BEGIN
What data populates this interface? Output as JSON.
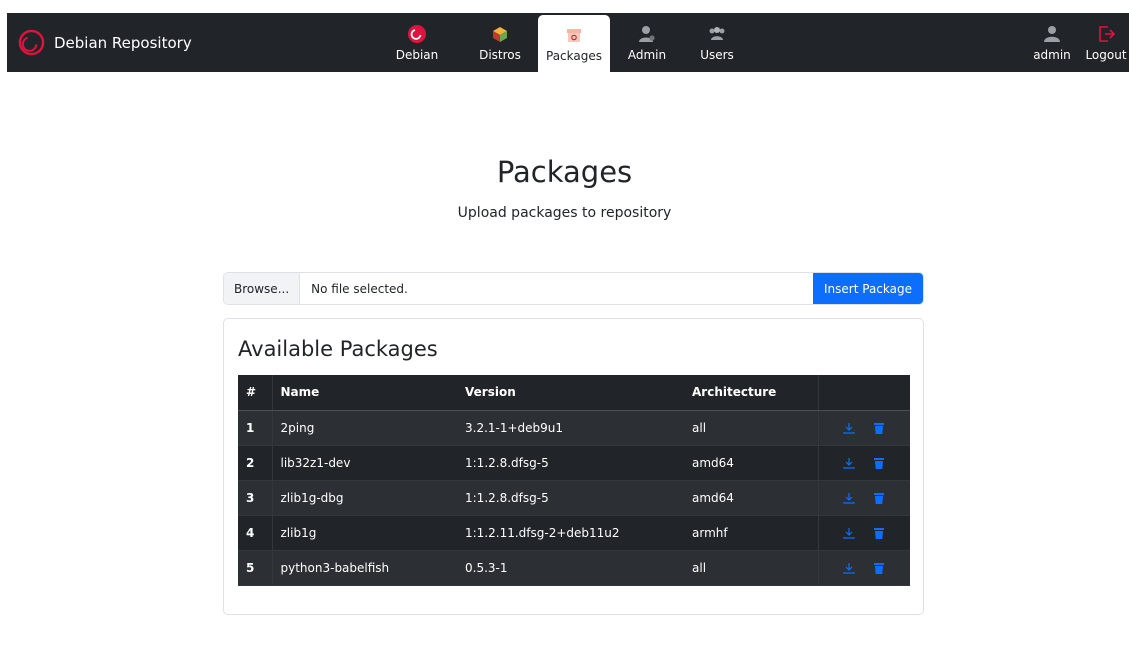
{
  "navbar": {
    "brand": "Debian Repository",
    "items": [
      {
        "label": "Debian",
        "icon": "debian-swirl-icon"
      },
      {
        "label": "Distros",
        "icon": "distros-box-icon"
      },
      {
        "label": "Packages",
        "icon": "package-box-icon"
      },
      {
        "label": "Admin",
        "icon": "admin-user-icon"
      },
      {
        "label": "Users",
        "icon": "users-group-icon"
      }
    ],
    "active": "Packages",
    "user": {
      "label": "admin",
      "icon": "user-icon"
    },
    "logout": {
      "label": "Logout",
      "icon": "logout-icon"
    }
  },
  "page": {
    "title": "Packages",
    "subtitle": "Upload packages to repository"
  },
  "upload": {
    "browse_label": "Browse...",
    "file_status": "No file selected.",
    "submit_label": "Insert Package"
  },
  "packages": {
    "title": "Available Packages",
    "columns": [
      "#",
      "Name",
      "Version",
      "Architecture",
      ""
    ],
    "rows": [
      {
        "num": "1",
        "name": "2ping",
        "version": "3.2.1-1+deb9u1",
        "arch": "all"
      },
      {
        "num": "2",
        "name": "lib32z1-dev",
        "version": "1:1.2.8.dfsg-5",
        "arch": "amd64"
      },
      {
        "num": "3",
        "name": "zlib1g-dbg",
        "version": "1:1.2.8.dfsg-5",
        "arch": "amd64"
      },
      {
        "num": "4",
        "name": "zlib1g",
        "version": "1:1.2.11.dfsg-2+deb11u2",
        "arch": "armhf"
      },
      {
        "num": "5",
        "name": "python3-babelfish",
        "version": "0.5.3-1",
        "arch": "all"
      }
    ]
  },
  "colors": {
    "navbar_bg": "#212529",
    "accent_red": "#e0123e",
    "primary": "#0d6efd",
    "table_odd": "#2c3034",
    "table_even": "#212529"
  }
}
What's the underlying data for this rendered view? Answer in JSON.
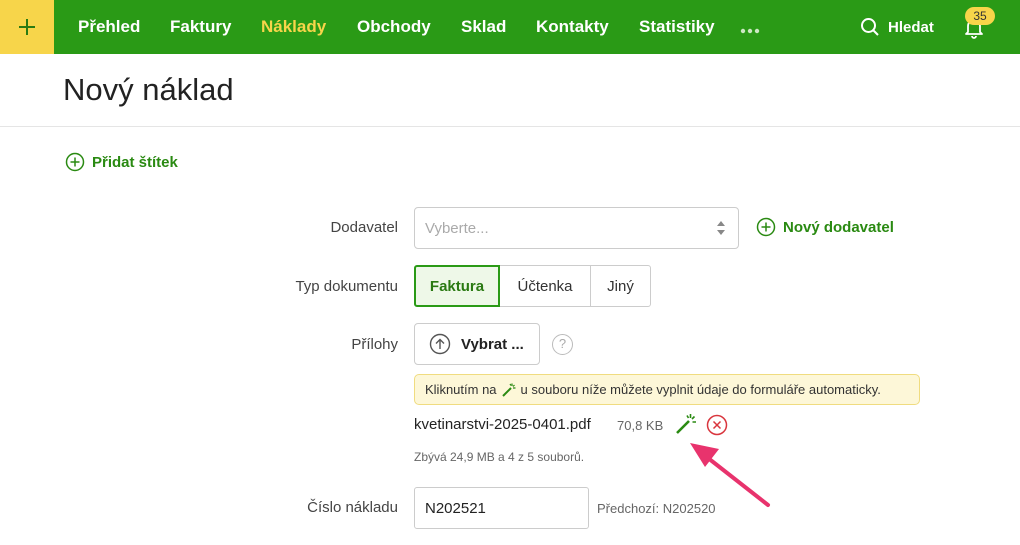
{
  "nav": {
    "items": [
      {
        "label": "Přehled"
      },
      {
        "label": "Faktury"
      },
      {
        "label": "Náklady"
      },
      {
        "label": "Obchody"
      },
      {
        "label": "Sklad"
      },
      {
        "label": "Kontakty"
      },
      {
        "label": "Statistiky"
      }
    ],
    "active": "Náklady",
    "more": "•••",
    "search_label": "Hledat",
    "notifications_count": "35"
  },
  "page": {
    "title": "Nový náklad",
    "add_tag": "Přidat štítek"
  },
  "form": {
    "supplier": {
      "label": "Dodavatel",
      "placeholder": "Vyberte...",
      "new_label": "Nový dodavatel"
    },
    "doc_type": {
      "label": "Typ dokumentu",
      "options": [
        "Faktura",
        "Účtenka",
        "Jiný"
      ],
      "selected": "Faktura"
    },
    "attachments": {
      "label": "Přílohy",
      "button": "Vybrat ...",
      "help": "?",
      "hint_before": "Kliknutím na",
      "hint_after": "u souboru níže můžete vyplnit údaje do formuláře automaticky.",
      "file_name": "kvetinarstvi-2025-0401.pdf",
      "file_size": "70,8 KB",
      "remaining": "Zbývá 24,9 MB a 4 z 5 souborů."
    },
    "number": {
      "label": "Číslo nákladu",
      "value": "N202521",
      "previous": "Předchozí: N202520"
    }
  },
  "colors": {
    "brand_green": "#2a9a16",
    "accent_yellow": "#f7d54a",
    "annotation_pink": "#e8336d"
  }
}
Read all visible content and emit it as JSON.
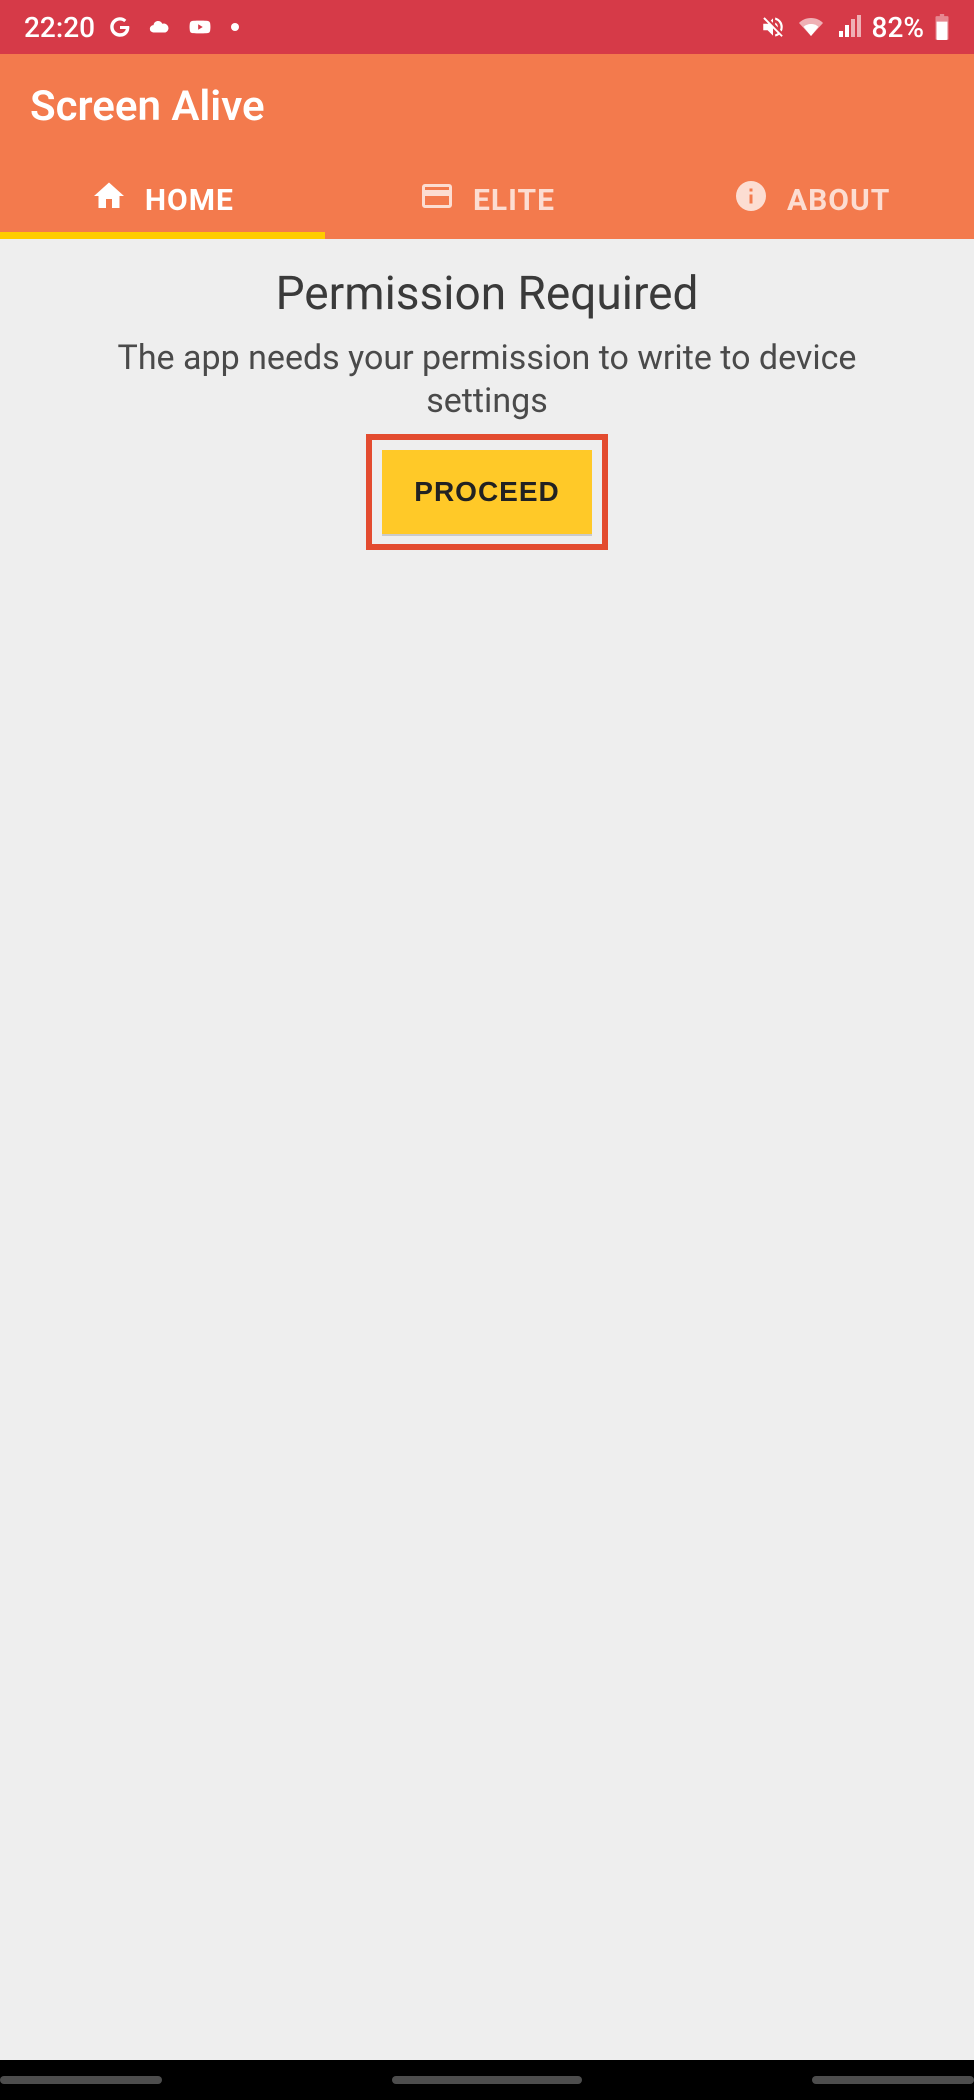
{
  "status": {
    "time": "22:20",
    "battery": "82%"
  },
  "app": {
    "title": "Screen Alive"
  },
  "tabs": [
    {
      "label": "HOME",
      "icon": "home-icon",
      "active": true
    },
    {
      "label": "ELITE",
      "icon": "card-icon",
      "active": false
    },
    {
      "label": "ABOUT",
      "icon": "info-icon",
      "active": false
    }
  ],
  "content": {
    "title": "Permission Required",
    "description": "The app needs your permission to write to device settings",
    "proceed_label": "PROCEED"
  }
}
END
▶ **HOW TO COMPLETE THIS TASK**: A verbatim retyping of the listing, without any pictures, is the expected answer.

▶ **THE COMPLETED TASK**:
What data populates this interface? Output as JSON.
{
  "navbar": {
    "brand": "Debian Repository",
    "items": [
      {
        "label": "Debian",
        "icon": "debian-swirl-icon"
      },
      {
        "label": "Distros",
        "icon": "distros-box-icon"
      },
      {
        "label": "Packages",
        "icon": "package-box-icon"
      },
      {
        "label": "Admin",
        "icon": "admin-user-icon"
      },
      {
        "label": "Users",
        "icon": "users-group-icon"
      }
    ],
    "active": "Packages",
    "user": {
      "label": "admin",
      "icon": "user-icon"
    },
    "logout": {
      "label": "Logout",
      "icon": "logout-icon"
    }
  },
  "page": {
    "title": "Packages",
    "subtitle": "Upload packages to repository"
  },
  "upload": {
    "browse_label": "Browse...",
    "file_status": "No file selected.",
    "submit_label": "Insert Package"
  },
  "packages": {
    "title": "Available Packages",
    "columns": [
      "#",
      "Name",
      "Version",
      "Architecture",
      ""
    ],
    "rows": [
      {
        "num": "1",
        "name": "2ping",
        "version": "3.2.1-1+deb9u1",
        "arch": "all"
      },
      {
        "num": "2",
        "name": "lib32z1-dev",
        "version": "1:1.2.8.dfsg-5",
        "arch": "amd64"
      },
      {
        "num": "3",
        "name": "zlib1g-dbg",
        "version": "1:1.2.8.dfsg-5",
        "arch": "amd64"
      },
      {
        "num": "4",
        "name": "zlib1g",
        "version": "1:1.2.11.dfsg-2+deb11u2",
        "arch": "armhf"
      },
      {
        "num": "5",
        "name": "python3-babelfish",
        "version": "0.5.3-1",
        "arch": "all"
      }
    ]
  },
  "colors": {
    "navbar_bg": "#212529",
    "accent_red": "#e0123e",
    "primary": "#0d6efd",
    "table_odd": "#2c3034",
    "table_even": "#212529"
  }
}
What's the underlying data for this rendered view? Answer in JSON.
{
  "nav": {
    "items": [
      {
        "label": "Přehled"
      },
      {
        "label": "Faktury"
      },
      {
        "label": "Náklady"
      },
      {
        "label": "Obchody"
      },
      {
        "label": "Sklad"
      },
      {
        "label": "Kontakty"
      },
      {
        "label": "Statistiky"
      }
    ],
    "active": "Náklady",
    "more": "•••",
    "search_label": "Hledat",
    "notifications_count": "35"
  },
  "page": {
    "title": "Nový náklad",
    "add_tag": "Přidat štítek"
  },
  "form": {
    "supplier": {
      "label": "Dodavatel",
      "placeholder": "Vyberte...",
      "new_label": "Nový dodavatel"
    },
    "doc_type": {
      "label": "Typ dokumentu",
      "options": [
        "Faktura",
        "Účtenka",
        "Jiný"
      ],
      "selected": "Faktura"
    },
    "attachments": {
      "label": "Přílohy",
      "button": "Vybrat ...",
      "help": "?",
      "hint_before": "Kliknutím na",
      "hint_after": "u souboru níže můžete vyplnit údaje do formuláře automaticky.",
      "file_name": "kvetinarstvi-2025-0401.pdf",
      "file_size": "70,8 KB",
      "remaining": "Zbývá 24,9 MB a 4 z 5 souborů."
    },
    "number": {
      "label": "Číslo nákladu",
      "value": "N202521",
      "previous": "Předchozí: N202520"
    }
  },
  "colors": {
    "brand_green": "#2a9a16",
    "accent_yellow": "#f7d54a",
    "annotation_pink": "#e8336d"
  }
}
Read all visible content and emit it as JSON.
{
  "status": {
    "time": "22:20",
    "battery": "82%"
  },
  "app": {
    "title": "Screen Alive"
  },
  "tabs": [
    {
      "label": "HOME",
      "icon": "home-icon",
      "active": true
    },
    {
      "label": "ELITE",
      "icon": "card-icon",
      "active": false
    },
    {
      "label": "ABOUT",
      "icon": "info-icon",
      "active": false
    }
  ],
  "content": {
    "title": "Permission Required",
    "description": "The app needs your permission to write to device settings",
    "proceed_label": "PROCEED"
  }
}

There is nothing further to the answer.